(Beginning of GIVEN RECORDS)

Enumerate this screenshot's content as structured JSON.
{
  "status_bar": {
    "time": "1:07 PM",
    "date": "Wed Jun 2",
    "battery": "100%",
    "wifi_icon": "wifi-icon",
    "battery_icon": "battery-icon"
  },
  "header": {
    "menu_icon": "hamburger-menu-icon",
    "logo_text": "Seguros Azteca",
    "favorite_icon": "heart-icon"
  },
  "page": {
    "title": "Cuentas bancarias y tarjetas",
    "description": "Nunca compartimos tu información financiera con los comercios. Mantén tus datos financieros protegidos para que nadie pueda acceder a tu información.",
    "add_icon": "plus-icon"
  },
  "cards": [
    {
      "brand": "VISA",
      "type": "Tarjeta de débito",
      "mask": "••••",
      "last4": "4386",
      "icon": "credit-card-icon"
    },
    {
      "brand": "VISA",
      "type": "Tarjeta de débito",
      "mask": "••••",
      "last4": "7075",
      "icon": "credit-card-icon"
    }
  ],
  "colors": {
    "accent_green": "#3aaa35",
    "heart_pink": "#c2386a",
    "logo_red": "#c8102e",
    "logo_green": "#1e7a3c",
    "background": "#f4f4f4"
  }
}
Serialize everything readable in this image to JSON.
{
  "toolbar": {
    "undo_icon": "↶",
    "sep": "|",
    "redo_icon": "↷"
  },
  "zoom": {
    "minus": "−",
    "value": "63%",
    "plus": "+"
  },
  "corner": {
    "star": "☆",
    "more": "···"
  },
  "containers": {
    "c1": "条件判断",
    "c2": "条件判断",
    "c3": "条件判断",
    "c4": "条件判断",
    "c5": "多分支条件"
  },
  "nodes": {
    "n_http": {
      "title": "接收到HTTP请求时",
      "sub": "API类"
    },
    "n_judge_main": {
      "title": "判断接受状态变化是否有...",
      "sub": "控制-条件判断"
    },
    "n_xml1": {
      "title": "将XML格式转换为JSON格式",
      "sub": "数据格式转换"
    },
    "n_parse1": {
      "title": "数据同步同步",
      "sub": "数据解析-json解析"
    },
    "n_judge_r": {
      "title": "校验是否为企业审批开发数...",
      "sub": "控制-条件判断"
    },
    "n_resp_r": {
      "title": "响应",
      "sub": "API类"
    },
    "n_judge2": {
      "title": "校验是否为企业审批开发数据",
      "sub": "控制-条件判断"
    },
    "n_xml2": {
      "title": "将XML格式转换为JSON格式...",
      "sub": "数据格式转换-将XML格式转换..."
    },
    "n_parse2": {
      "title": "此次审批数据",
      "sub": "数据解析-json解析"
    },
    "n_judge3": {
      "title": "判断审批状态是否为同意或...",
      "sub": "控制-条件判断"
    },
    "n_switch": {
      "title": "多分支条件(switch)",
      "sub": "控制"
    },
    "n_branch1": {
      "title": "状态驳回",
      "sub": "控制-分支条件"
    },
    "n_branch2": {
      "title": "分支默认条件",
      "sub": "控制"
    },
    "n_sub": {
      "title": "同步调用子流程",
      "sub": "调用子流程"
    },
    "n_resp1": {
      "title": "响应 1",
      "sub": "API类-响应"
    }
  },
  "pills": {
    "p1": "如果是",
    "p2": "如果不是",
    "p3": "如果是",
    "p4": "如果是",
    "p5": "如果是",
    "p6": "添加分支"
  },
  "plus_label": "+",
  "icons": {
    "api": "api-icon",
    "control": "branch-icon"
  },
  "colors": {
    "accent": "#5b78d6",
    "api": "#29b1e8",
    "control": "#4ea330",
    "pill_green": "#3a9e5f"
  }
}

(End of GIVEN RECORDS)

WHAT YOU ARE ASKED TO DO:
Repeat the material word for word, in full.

PROBLEM SOLUTION:
Enumerate this screenshot's content as structured JSON.
{
  "status_bar": {
    "time": "1:07 PM",
    "date": "Wed Jun 2",
    "battery": "100%",
    "wifi_icon": "wifi-icon",
    "battery_icon": "battery-icon"
  },
  "header": {
    "menu_icon": "hamburger-menu-icon",
    "logo_text": "Seguros Azteca",
    "favorite_icon": "heart-icon"
  },
  "page": {
    "title": "Cuentas bancarias y tarjetas",
    "description": "Nunca compartimos tu información financiera con los comercios. Mantén tus datos financieros protegidos para que nadie pueda acceder a tu información.",
    "add_icon": "plus-icon"
  },
  "cards": [
    {
      "brand": "VISA",
      "type": "Tarjeta de débito",
      "mask": "••••",
      "last4": "4386",
      "icon": "credit-card-icon"
    },
    {
      "brand": "VISA",
      "type": "Tarjeta de débito",
      "mask": "••••",
      "last4": "7075",
      "icon": "credit-card-icon"
    }
  ],
  "colors": {
    "accent_green": "#3aaa35",
    "heart_pink": "#c2386a",
    "logo_red": "#c8102e",
    "logo_green": "#1e7a3c",
    "background": "#f4f4f4"
  }
}
Serialize everything readable in this image to JSON.
{
  "toolbar": {
    "undo_icon": "↶",
    "sep": "|",
    "redo_icon": "↷"
  },
  "zoom": {
    "minus": "−",
    "value": "63%",
    "plus": "+"
  },
  "corner": {
    "star": "☆",
    "more": "···"
  },
  "containers": {
    "c1": "条件判断",
    "c2": "条件判断",
    "c3": "条件判断",
    "c4": "条件判断",
    "c5": "多分支条件"
  },
  "nodes": {
    "n_http": {
      "title": "接收到HTTP请求时",
      "sub": "API类"
    },
    "n_judge_main": {
      "title": "判断接受状态变化是否有...",
      "sub": "控制-条件判断"
    },
    "n_xml1": {
      "title": "将XML格式转换为JSON格式",
      "sub": "数据格式转换"
    },
    "n_parse1": {
      "title": "数据同步同步",
      "sub": "数据解析-json解析"
    },
    "n_judge_r": {
      "title": "校验是否为企业审批开发数...",
      "sub": "控制-条件判断"
    },
    "n_resp_r": {
      "title": "响应",
      "sub": "API类"
    },
    "n_judge2": {
      "title": "校验是否为企业审批开发数据",
      "sub": "控制-条件判断"
    },
    "n_xml2": {
      "title": "将XML格式转换为JSON格式...",
      "sub": "数据格式转换-将XML格式转换..."
    },
    "n_parse2": {
      "title": "此次审批数据",
      "sub": "数据解析-json解析"
    },
    "n_judge3": {
      "title": "判断审批状态是否为同意或...",
      "sub": "控制-条件判断"
    },
    "n_switch": {
      "title": "多分支条件(switch)",
      "sub": "控制"
    },
    "n_branch1": {
      "title": "状态驳回",
      "sub": "控制-分支条件"
    },
    "n_branch2": {
      "title": "分支默认条件",
      "sub": "控制"
    },
    "n_sub": {
      "title": "同步调用子流程",
      "sub": "调用子流程"
    },
    "n_resp1": {
      "title": "响应 1",
      "sub": "API类-响应"
    }
  },
  "pills": {
    "p1": "如果是",
    "p2": "如果不是",
    "p3": "如果是",
    "p4": "如果是",
    "p5": "如果是",
    "p6": "添加分支"
  },
  "plus_label": "+",
  "icons": {
    "api": "api-icon",
    "control": "branch-icon"
  },
  "colors": {
    "accent": "#5b78d6",
    "api": "#29b1e8",
    "control": "#4ea330",
    "pill_green": "#3a9e5f"
  }
}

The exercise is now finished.